Having bladder and bowel issues can be distressing for a person with dementia and upsetting for those around them. However, although it can be an issue for people, it is a surprisingly common one, and the good news is that there is plenty of help out there.
Bladder and Bowel Symptoms?
Bladder and bowel symptoms are not an inevitable symptom of dementia, but there are a number of reasons why someone with dementia could have issues. These include various medical conditions, a number of which are treatable.
Medical Causes Include:
- Urinary Tract Infections (UTI) usually respond to treatment with medication
- Prostate gland trouble affects men and may be resolved with an operation or treatment
- Side-effects of medication can be addressed by the GP
- Constipation can put pressure on the bladder and can also lead to faecal incontinence. Improving Nutritional Intake including eating foods that are high in fibre, drinking plenty of fluids and keeping physically active can help prevent this
Non-medical Causes Include:
- Forgetting to go to the toilet
- Not recognising the need to go to the toilet
- Forgetting where the toilet is
- Poor environment including inadequate Lighting and lack of Contrast between the toilet seat and the surrounding area
SPHERE (Supporting Pelvic Health through Empowerment, Rehabilitation and Education) Bladder and Bowel Service, provides a professional, caring, confidential and supportive approach to people with bladder or/and bowel symptoms. The aim is to promote continence by empowering individuals to self manage symptoms by teaching behavioural and lifestyle changes that can promote bladder and bowel health. The team also work with people experiencing dysfunctional bladder and bowel problems. The service has two specially trained teams with the north team covering East Dunbartonshire clinics in Milngavie or Kirkintilloch. Home assessment for those who require this can also be provided. These teams include specialist nurses and physiotherapists who can advise and support people to improve bladder or/and bowel symptoms or prevent any deterioration by facilitating and providing rehabilitative treatments. Referral to the service is made by the GP.
Read more in Continence management – Advice for Carers of People with Dementia from Alzheimer Scotland and 10 Helpful Hints for Dementia Design at Home from the Dementia Services Development Centre.

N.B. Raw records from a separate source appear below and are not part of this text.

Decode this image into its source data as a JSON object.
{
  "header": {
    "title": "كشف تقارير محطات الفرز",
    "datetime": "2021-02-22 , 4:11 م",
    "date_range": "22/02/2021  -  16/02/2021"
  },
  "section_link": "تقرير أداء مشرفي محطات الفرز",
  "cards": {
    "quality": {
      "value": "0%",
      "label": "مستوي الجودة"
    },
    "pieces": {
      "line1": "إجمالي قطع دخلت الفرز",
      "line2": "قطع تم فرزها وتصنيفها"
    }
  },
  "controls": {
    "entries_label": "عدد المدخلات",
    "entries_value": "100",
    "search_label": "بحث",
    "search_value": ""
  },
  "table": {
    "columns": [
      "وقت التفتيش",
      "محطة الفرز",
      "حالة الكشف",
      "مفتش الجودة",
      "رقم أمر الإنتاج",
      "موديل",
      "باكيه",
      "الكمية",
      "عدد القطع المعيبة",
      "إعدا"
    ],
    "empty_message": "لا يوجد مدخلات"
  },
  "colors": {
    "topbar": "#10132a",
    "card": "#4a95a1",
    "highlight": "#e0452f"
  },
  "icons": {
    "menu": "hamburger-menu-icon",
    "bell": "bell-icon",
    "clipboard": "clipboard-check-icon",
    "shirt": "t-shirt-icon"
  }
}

Continence can be distressing but it is important to discuss your concerns as help is available, The Name’s Noone….Archie Noone is a short film funded by the Care Inspectorate in an attempt to remove some of the stigma around discussing continence issues.